With 177 yards receiving by halftime, Watkins already had his career high. Then his 14-yard reception early in the fourth quarter eclipsed the 200-yard mark and the program-record 197 yards by teammate DeAndre Hopkins earlier this season against Boston College.
“It was good to see him back full speed and full effect,” Boyd said of Watkins. “We’ve got to keep working him in there and keep letting him do what he does and he can be special.”
It took the first half for Boyd to tie the program record for touchdown passes in a game. He had five by then, tying the mark he set against North Carolina a season ago and Cullen Harper set twice in 2007.
Boyd’s single-game passing yardage record might need an asterisk.
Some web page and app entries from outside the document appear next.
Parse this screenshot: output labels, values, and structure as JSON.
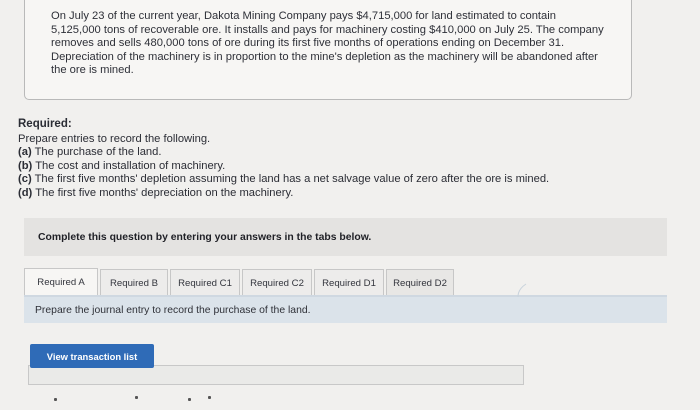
{
  "problem": {
    "text": "On July 23 of the current year, Dakota Mining Company pays $4,715,000 for land estimated to contain 5,125,000 tons of recoverable ore. It installs and pays for machinery costing $410,000 on July 25. The company removes and sells 480,000 tons of ore during its first five months of operations ending on December 31. Depreciation of the machinery is in proportion to the mine's depletion as the machinery will be abandoned after the ore is mined."
  },
  "required": {
    "heading": "Required:",
    "intro": "Prepare entries to record the following.",
    "items": [
      {
        "letter": "(a)",
        "text": "The purchase of the land."
      },
      {
        "letter": "(b)",
        "text": "The cost and installation of machinery."
      },
      {
        "letter": "(c)",
        "text": "The first five months' depletion assuming the land has a net salvage value of zero after the ore is mined."
      },
      {
        "letter": "(d)",
        "text": "The first five months' depreciation on the machinery."
      }
    ]
  },
  "instruction": "Complete this question by entering your answers in the tabs below.",
  "tabs": [
    {
      "label": "Required A",
      "active": true
    },
    {
      "label": "Required B",
      "active": false
    },
    {
      "label": "Required C1",
      "active": false
    },
    {
      "label": "Required C2",
      "active": false
    },
    {
      "label": "Required D1",
      "active": false
    },
    {
      "label": "Required D2",
      "active": false
    }
  ],
  "tab_prompt": "Prepare the journal entry to record the purchase of the land.",
  "view_button": "View transaction list",
  "colors": {
    "button": "#2f6bb7",
    "content_bar": "#dbe3ea",
    "instruction_bar": "#e4e3e1"
  }
}
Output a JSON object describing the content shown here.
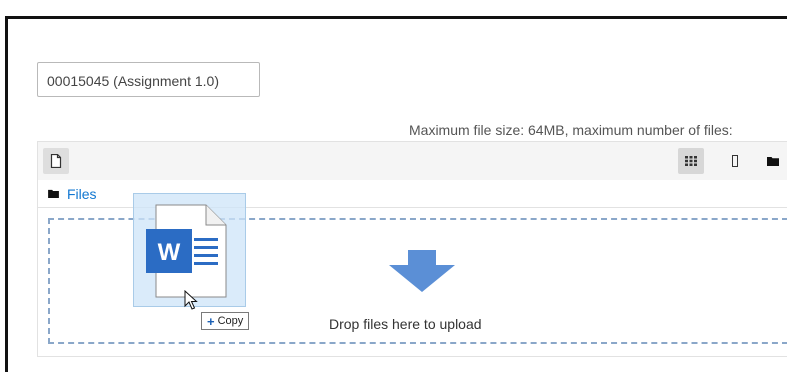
{
  "submission": {
    "name": "00015045 (Assignment 1.0)"
  },
  "filepicker": {
    "max_size_text": "Maximum file size: 64MB, maximum number of files:",
    "path_label": "Files",
    "drop_text": "Drop files here to upload",
    "views": [
      "icons-view-icon",
      "list-view-icon",
      "tree-view-icon"
    ],
    "active_view": "icons-view-icon"
  },
  "drag": {
    "file_type_icon": "word-document-icon",
    "copy_label": "Copy"
  },
  "colors": {
    "link": "#1177d1",
    "dropzone_border": "#8aa7c9",
    "arrow": "#5b8fd6",
    "word_blue": "#2b6cc4"
  }
}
Swinney kept Boyd in the game late specifically to break the record, which he did on a 37-yard completion to Martavis Bryant. That topped the record of 420 yards by Charlie Whitehurst in 2002 against Duke.
“He was just throwing perfectly like he did in practice all week,” Watkins said of Boyd.
Watkins was considered an ACC player of the year candidate entering the season after earning league rookie of the year honors a season ago. But he was slowed by a two-game suspension to start the season and missed the Boston College game with a stomach virus.
On top of that, defenses were scheming to stop Watkins, often playing physical against him at the line of scrimmage and sometimes double-teaming him in the secondary.
Through Clemson’s five games, Watkins had 10 catches for 76 yards. Granted, he did not play in three of those games, but it still raised questions about whether he had been hit by a sophomore jinx.
Watkins finally broke loose a week ago against Virginia Tech with eight catches for 84 yards, but it extended his streak of games without 100 yards receiving to eight. Then he left little doubt he was back to form during the first half Thursday with receptions covering 61, 57 and 50 yards.
When Boyd had an off day a week ago against Virginia Tech, there was some concern he might experience another slump like he did over the final four games a year ago. Boyd threw 27 touchdown passes against seven interceptions through 10 games last season, then had six touchdown strikes against five interceptions over the final four games.
Boyd was his sensational self through the opening six games this season, passing for 1,748 yards with 14 touchdowns and six interceptions. But his 12-for-21 performance for 160 yards with one touchdown and one interception against Virginia Tech proved to be an aberration.
That is because he came out firing against Wake Forest and posted one of the top first-half performances in Clemson history. He was 17-of-21 for 286 yards by halftime. The touchdown throws in the first half showed how versatile Boyd can be with his passing. He hit his tight end at the sideline for one score, threw a couple of slants for TDs and tossed a beautiful fade for another TD.
There also was the 61-yard TD pass, a play that likely signaled Watkins’ coming out party as well as Boyd’s comeback statement and left Clemson fans smiling again.